Every year in Pakistan around 150 women are victims of acid attacks, horrific incidents where liquid acid is thrown on their face, leaving them permanently scared and disfigured.
Many are left without access to proper medical care, while those that do have access often require up to 20 surgeries to properly treat the damage.
In truth, the number of victims is likely much higher than those reported as many are attacks are typically carried out by someone close to them, such as a disgruntled husband or suitor looking for revenge.
According to filmmaker Sharmeen Obaid-Chinoy, who just won the Academy Award for the short form documentary "Saving Face", "If a man wants to take on a second wife but his first wife doesn't want him to, he says, right I'll just throw acid on her face and get rid of her, so she'll spend the rest of her life in and out of hospitals."
It's been difficult for advocates of women's rights in Pakistan to combat the attacks since many go unreported, while attackers that are caught, are often let go with minimal punishment from the state.
Films like "Saving Face" and a new Pakistani law that hands down a minimum mandatory prison terms of 14 years to life for acid attacks are potentially promising turning points.
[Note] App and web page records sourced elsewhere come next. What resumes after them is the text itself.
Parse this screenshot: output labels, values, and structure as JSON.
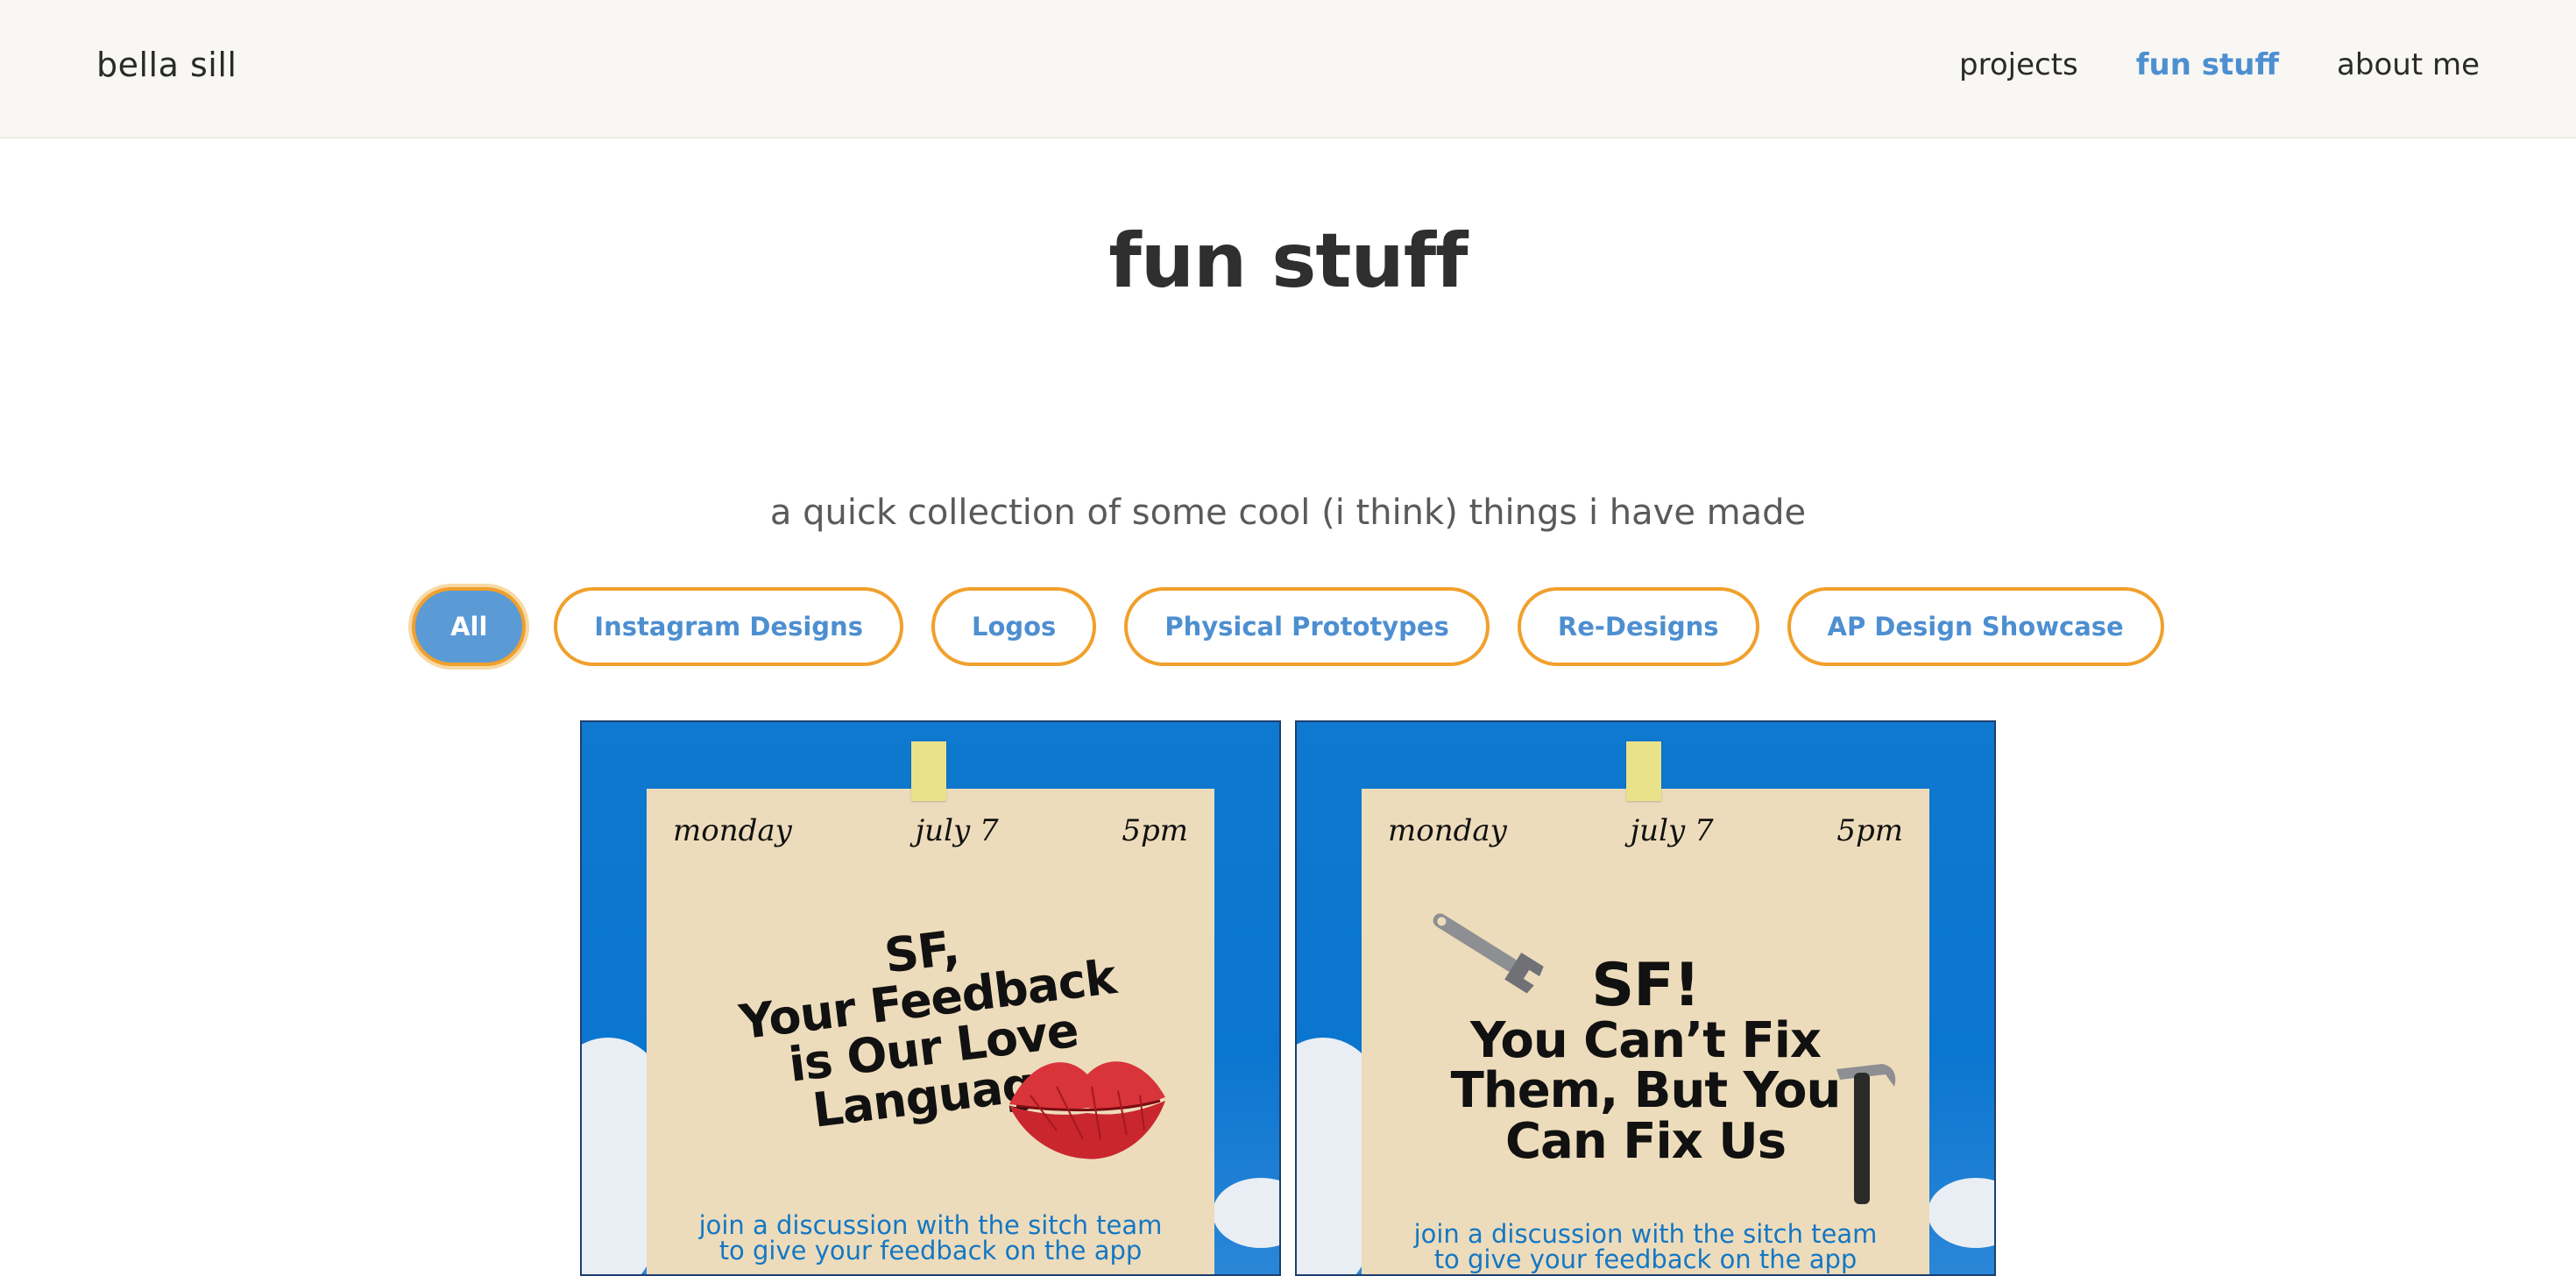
{
  "header": {
    "brand": "bella sill",
    "nav": [
      {
        "label": "projects",
        "active": false
      },
      {
        "label": "fun stuff",
        "active": true
      },
      {
        "label": "about me",
        "active": false
      }
    ]
  },
  "page": {
    "title": "fun stuff",
    "tagline": "a quick collection of some cool (i think) things i have made"
  },
  "filters": [
    {
      "label": "All",
      "active": true
    },
    {
      "label": "Instagram Designs",
      "active": false
    },
    {
      "label": "Logos",
      "active": false
    },
    {
      "label": "Physical Prototypes",
      "active": false
    },
    {
      "label": "Re-Designs",
      "active": false
    },
    {
      "label": "AP Design Showcase",
      "active": false
    }
  ],
  "cards": [
    {
      "day": "monday",
      "date": "july 7",
      "time": "5pm",
      "headline": [
        "SF,",
        "Your Feedback",
        "is Our Love",
        "Language"
      ],
      "footer": [
        "join a discussion with the sitch team",
        "to give your feedback on the app"
      ]
    },
    {
      "day": "monday",
      "date": "july 7",
      "time": "5pm",
      "headline": [
        "SF!",
        "You Can’t Fix",
        "Them, But You",
        "Can Fix Us"
      ],
      "footer": [
        "join a discussion with the sitch team",
        "to give your feedback on the app"
      ]
    }
  ],
  "colors": {
    "accent": "#4d8fd1",
    "pill_border": "#f0a02c",
    "poster_bg": "#eddcbb",
    "sky": "#0b76d0"
  }
}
On Around the World, Christiane Amanpour speaks with Sharmeen Obaid Chinoy about her film, which can be seen on HBO, Thursday March 8th.